Level with data and iterate with purpose

After establishing a solid foundation, the crucial step in creating a sustainable and effective hiring process is incorporating metrics at each stage (sourcing, phone screening, take-home tests, on-sites, offers, etc.) and tracking these over time. For example, if your referral-to-sourced/direct ratio decreases, it may signal a problem, precisely a morale issue in your existing team. Similarly, a decrease in your acceptance rate may indicate that your offers could be more competitive or that your best interviewer has experienced burnout and is repelling potential candidates.

Continuously monitor these metrics and seek candidate feedback to ensure your process remains robust and effective. I recommend establishing analytics as the final step in building a superior interviewing strategy. While traditional optimization techniques dictate measuring first and then optimizing, I propose the opposite approach.


To summarize, with this information, you can create a comprehensive guide to optimizing your hiring funnel when interviewing engineers. To achieve this, you must define precise job requirements and develop a rubric that assesses a candidate's performance on each skill and attribute. In addition, creating a job description, identifying essential technical skills, prioritizing non-technical skills, and establishing a framework for integrating information and creating a candidate profile.
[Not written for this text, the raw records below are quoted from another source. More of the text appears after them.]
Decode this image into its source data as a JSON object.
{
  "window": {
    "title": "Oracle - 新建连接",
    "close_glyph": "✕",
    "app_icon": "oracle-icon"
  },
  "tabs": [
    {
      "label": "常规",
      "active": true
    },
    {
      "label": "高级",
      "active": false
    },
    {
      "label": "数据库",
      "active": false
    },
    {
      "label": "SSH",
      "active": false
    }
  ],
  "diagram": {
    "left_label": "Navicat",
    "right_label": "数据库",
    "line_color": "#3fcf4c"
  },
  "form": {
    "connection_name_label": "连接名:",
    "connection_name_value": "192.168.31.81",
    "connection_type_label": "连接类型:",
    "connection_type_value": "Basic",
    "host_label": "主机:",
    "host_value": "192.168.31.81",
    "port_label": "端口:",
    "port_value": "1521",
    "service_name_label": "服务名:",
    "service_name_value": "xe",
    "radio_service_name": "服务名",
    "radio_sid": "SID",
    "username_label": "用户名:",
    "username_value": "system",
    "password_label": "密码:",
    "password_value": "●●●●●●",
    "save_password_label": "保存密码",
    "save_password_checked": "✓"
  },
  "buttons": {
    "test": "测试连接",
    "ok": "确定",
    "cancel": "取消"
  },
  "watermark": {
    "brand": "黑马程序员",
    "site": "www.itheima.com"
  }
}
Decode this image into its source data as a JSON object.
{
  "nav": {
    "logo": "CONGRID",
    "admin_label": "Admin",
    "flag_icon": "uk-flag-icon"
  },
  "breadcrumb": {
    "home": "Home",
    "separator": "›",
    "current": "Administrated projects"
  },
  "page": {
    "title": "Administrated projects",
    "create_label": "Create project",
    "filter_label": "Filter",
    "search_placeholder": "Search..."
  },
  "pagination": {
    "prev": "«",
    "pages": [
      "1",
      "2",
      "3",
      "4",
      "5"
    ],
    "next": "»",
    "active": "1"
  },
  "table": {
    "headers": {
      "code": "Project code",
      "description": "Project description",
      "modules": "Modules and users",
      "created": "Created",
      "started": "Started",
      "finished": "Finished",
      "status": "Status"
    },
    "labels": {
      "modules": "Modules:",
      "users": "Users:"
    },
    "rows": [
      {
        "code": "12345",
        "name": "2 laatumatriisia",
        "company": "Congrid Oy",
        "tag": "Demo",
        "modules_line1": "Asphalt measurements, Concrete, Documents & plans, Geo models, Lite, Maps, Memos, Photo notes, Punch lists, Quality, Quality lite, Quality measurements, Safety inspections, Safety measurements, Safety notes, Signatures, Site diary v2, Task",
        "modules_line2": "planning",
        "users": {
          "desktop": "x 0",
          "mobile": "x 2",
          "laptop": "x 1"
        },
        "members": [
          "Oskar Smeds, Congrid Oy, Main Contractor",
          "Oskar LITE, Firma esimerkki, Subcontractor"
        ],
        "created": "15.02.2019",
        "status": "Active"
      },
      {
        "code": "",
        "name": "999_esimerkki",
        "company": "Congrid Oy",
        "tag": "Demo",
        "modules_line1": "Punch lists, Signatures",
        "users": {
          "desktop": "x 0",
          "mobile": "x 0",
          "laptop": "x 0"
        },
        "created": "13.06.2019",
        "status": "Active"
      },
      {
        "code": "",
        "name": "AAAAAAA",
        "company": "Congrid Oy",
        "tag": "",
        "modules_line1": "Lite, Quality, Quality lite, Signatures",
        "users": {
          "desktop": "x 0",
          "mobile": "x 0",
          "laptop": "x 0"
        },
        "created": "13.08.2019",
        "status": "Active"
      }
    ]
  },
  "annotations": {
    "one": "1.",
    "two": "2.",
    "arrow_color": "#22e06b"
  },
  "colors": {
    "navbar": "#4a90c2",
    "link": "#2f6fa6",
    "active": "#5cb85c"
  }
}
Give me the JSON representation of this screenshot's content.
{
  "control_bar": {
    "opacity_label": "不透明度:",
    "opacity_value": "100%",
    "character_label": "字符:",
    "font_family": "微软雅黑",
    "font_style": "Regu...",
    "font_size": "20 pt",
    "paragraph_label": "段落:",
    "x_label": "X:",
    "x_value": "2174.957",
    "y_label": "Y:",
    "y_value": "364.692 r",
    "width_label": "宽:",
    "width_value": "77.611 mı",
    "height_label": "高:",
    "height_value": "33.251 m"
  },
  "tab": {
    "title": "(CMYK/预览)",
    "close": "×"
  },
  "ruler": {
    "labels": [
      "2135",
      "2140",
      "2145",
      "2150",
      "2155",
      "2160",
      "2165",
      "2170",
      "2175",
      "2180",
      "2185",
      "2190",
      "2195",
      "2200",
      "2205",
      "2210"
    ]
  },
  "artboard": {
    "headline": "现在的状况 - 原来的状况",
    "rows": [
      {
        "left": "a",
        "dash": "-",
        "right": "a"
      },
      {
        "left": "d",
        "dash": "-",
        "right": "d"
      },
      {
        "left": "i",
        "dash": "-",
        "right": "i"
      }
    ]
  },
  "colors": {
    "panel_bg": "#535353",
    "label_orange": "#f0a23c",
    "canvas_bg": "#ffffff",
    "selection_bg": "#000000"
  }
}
I hope this is a start for you and your team to develop a framework for integrating data and creating a candidate profile!